===== Data for this task =====
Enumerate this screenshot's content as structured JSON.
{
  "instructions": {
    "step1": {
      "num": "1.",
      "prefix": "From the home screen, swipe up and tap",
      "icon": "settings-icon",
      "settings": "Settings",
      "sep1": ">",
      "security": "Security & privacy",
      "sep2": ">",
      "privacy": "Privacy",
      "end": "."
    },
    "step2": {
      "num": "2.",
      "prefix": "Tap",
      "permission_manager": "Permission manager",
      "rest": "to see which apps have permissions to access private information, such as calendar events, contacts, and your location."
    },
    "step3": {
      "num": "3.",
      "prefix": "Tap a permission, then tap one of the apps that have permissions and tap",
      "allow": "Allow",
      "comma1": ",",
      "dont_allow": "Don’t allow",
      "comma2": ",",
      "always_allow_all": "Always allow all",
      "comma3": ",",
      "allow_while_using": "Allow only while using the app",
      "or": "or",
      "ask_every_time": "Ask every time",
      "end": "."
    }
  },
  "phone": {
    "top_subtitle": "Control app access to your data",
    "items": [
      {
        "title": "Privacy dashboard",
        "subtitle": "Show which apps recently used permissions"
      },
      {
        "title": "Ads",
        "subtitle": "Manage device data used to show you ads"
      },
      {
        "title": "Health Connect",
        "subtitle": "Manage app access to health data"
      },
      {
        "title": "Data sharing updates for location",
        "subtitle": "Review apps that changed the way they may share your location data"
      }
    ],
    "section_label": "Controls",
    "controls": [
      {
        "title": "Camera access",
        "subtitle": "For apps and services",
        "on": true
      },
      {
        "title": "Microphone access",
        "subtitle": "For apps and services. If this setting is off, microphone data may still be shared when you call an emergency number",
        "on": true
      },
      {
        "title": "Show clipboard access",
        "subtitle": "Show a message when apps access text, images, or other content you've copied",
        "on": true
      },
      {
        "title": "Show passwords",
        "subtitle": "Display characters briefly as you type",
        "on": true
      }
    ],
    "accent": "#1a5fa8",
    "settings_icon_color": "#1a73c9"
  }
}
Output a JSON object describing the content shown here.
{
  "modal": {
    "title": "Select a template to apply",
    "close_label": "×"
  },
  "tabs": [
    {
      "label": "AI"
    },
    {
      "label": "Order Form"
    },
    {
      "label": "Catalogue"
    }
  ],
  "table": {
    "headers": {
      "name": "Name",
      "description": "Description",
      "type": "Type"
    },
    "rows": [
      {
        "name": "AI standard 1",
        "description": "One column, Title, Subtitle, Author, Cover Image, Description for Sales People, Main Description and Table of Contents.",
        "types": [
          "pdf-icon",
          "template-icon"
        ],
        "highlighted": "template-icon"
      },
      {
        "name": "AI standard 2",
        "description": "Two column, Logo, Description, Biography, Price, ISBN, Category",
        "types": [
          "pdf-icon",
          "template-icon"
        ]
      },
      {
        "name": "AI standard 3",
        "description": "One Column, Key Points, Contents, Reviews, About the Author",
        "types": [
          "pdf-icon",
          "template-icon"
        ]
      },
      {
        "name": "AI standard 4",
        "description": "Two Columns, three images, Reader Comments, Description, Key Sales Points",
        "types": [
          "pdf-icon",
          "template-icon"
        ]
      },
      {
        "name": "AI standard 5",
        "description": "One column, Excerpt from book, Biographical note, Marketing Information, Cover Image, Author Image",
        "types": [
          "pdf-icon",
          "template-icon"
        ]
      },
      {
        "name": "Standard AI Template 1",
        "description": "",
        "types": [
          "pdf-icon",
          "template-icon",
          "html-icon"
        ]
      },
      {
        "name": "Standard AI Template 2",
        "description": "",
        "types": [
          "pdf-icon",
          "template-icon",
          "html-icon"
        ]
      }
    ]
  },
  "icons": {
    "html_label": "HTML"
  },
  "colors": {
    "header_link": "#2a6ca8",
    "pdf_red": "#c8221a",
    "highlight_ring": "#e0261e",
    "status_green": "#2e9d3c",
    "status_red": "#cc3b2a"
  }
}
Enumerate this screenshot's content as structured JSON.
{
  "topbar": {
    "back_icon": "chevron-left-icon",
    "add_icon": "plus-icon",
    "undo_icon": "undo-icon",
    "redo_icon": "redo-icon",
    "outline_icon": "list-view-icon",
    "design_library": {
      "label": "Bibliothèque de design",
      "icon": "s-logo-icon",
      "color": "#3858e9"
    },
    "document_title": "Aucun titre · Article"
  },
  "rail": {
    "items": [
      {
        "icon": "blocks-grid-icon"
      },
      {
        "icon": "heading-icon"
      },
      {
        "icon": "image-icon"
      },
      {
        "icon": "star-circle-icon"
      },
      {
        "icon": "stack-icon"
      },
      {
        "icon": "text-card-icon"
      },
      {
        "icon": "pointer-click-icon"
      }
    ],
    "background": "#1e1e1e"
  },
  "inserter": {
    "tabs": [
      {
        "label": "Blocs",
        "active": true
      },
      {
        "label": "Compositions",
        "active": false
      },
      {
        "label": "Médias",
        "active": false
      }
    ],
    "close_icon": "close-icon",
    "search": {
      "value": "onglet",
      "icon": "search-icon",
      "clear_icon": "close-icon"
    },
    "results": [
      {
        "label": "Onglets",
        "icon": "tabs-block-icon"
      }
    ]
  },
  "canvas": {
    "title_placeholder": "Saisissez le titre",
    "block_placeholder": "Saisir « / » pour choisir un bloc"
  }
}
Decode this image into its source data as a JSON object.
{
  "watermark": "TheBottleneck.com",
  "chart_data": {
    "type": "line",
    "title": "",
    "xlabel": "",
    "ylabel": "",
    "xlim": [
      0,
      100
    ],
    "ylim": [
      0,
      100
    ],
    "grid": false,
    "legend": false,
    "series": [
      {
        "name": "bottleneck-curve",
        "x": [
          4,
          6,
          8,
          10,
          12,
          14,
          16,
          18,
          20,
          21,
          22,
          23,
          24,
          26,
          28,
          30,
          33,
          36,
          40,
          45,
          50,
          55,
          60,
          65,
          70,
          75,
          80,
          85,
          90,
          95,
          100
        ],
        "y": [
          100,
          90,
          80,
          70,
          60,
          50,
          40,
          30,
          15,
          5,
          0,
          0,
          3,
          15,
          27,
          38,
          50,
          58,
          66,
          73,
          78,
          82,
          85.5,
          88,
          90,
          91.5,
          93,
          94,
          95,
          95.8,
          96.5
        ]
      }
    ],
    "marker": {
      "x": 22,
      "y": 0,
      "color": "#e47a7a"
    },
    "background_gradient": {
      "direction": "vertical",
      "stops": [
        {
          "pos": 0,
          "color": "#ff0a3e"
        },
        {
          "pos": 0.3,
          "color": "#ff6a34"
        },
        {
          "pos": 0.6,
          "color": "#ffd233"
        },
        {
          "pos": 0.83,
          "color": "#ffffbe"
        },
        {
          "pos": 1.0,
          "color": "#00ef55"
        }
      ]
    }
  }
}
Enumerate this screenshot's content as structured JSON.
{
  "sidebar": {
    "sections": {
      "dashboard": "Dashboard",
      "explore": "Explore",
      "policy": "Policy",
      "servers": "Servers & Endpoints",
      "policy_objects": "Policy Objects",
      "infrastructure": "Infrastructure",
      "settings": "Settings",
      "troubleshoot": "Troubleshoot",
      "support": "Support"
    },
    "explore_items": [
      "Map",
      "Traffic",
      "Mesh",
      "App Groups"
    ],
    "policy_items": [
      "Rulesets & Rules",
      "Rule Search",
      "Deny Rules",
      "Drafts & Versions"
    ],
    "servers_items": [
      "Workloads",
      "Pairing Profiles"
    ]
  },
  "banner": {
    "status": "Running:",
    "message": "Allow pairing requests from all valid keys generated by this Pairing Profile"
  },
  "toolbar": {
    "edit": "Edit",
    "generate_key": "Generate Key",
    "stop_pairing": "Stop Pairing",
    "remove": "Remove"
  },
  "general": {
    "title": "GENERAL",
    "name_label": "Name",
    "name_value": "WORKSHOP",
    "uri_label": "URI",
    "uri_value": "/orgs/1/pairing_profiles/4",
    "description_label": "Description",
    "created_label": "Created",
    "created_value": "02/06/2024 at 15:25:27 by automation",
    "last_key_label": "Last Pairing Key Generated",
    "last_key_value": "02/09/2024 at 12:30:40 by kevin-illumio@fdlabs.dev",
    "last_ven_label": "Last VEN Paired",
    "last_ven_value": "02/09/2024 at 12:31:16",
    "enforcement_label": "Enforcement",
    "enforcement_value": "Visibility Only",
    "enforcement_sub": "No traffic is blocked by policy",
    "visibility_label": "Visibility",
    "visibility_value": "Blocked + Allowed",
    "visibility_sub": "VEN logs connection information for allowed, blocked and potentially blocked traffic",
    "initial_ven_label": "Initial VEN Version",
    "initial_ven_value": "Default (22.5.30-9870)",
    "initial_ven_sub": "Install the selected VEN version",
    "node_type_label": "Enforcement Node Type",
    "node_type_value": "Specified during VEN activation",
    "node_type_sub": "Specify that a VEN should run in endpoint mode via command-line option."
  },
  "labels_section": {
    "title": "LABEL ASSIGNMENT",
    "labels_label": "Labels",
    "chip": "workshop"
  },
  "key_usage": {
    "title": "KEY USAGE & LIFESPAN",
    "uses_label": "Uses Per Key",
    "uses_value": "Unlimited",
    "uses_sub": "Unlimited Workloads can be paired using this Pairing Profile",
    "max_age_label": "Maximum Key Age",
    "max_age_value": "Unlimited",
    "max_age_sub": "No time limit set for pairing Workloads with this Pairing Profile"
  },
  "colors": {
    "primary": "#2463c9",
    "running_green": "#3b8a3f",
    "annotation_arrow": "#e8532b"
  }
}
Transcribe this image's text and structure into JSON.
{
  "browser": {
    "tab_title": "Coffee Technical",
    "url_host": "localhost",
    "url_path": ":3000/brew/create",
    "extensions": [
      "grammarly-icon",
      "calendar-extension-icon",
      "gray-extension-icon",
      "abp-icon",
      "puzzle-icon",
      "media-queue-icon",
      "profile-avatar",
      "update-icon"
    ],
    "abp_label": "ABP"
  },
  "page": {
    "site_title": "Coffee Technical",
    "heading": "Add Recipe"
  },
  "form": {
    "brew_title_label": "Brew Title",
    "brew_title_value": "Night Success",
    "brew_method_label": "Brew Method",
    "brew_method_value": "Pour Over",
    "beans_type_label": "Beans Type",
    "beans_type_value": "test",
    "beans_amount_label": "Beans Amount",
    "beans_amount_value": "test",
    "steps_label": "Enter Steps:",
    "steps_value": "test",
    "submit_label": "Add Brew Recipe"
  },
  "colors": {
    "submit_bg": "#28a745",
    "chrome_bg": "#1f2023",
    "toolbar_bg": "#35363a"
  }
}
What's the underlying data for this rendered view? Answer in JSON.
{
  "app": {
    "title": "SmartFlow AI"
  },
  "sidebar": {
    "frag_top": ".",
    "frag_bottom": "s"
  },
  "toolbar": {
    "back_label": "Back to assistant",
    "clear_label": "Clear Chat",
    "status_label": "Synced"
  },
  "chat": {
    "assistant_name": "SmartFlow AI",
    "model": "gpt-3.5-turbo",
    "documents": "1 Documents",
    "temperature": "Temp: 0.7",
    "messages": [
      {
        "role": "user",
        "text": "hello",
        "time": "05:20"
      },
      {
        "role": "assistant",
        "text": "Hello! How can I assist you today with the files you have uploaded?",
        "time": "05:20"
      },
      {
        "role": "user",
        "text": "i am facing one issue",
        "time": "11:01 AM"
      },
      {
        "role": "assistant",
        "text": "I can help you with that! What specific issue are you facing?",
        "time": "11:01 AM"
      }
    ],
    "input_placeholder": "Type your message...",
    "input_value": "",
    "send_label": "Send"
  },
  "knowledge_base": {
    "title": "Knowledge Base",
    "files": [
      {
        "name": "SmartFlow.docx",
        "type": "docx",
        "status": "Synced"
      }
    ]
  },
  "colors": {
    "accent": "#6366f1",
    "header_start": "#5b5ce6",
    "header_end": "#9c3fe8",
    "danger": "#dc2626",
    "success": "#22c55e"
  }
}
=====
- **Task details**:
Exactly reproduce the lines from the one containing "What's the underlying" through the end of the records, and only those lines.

- **Written solution**:
What's the underlying data for this rendered view? Answer in JSON.
{
  "app": {
    "title": "SmartFlow AI"
  },
  "sidebar": {
    "frag_top": ".",
    "frag_bottom": "s"
  },
  "toolbar": {
    "back_label": "Back to assistant",
    "clear_label": "Clear Chat",
    "status_label": "Synced"
  },
  "chat": {
    "assistant_name": "SmartFlow AI",
    "model": "gpt-3.5-turbo",
    "documents": "1 Documents",
    "temperature": "Temp: 0.7",
    "messages": [
      {
        "role": "user",
        "text": "hello",
        "time": "05:20"
      },
      {
        "role": "assistant",
        "text": "Hello! How can I assist you today with the files you have uploaded?",
        "time": "05:20"
      },
      {
        "role": "user",
        "text": "i am facing one issue",
        "time": "11:01 AM"
      },
      {
        "role": "assistant",
        "text": "I can help you with that! What specific issue are you facing?",
        "time": "11:01 AM"
      }
    ],
    "input_placeholder": "Type your message...",
    "input_value": "",
    "send_label": "Send"
  },
  "knowledge_base": {
    "title": "Knowledge Base",
    "files": [
      {
        "name": "SmartFlow.docx",
        "type": "docx",
        "status": "Synced"
      }
    ]
  },
  "colors": {
    "accent": "#6366f1",
    "header_start": "#5b5ce6",
    "header_end": "#9c3fe8",
    "danger": "#dc2626",
    "success": "#22c55e"
  }
}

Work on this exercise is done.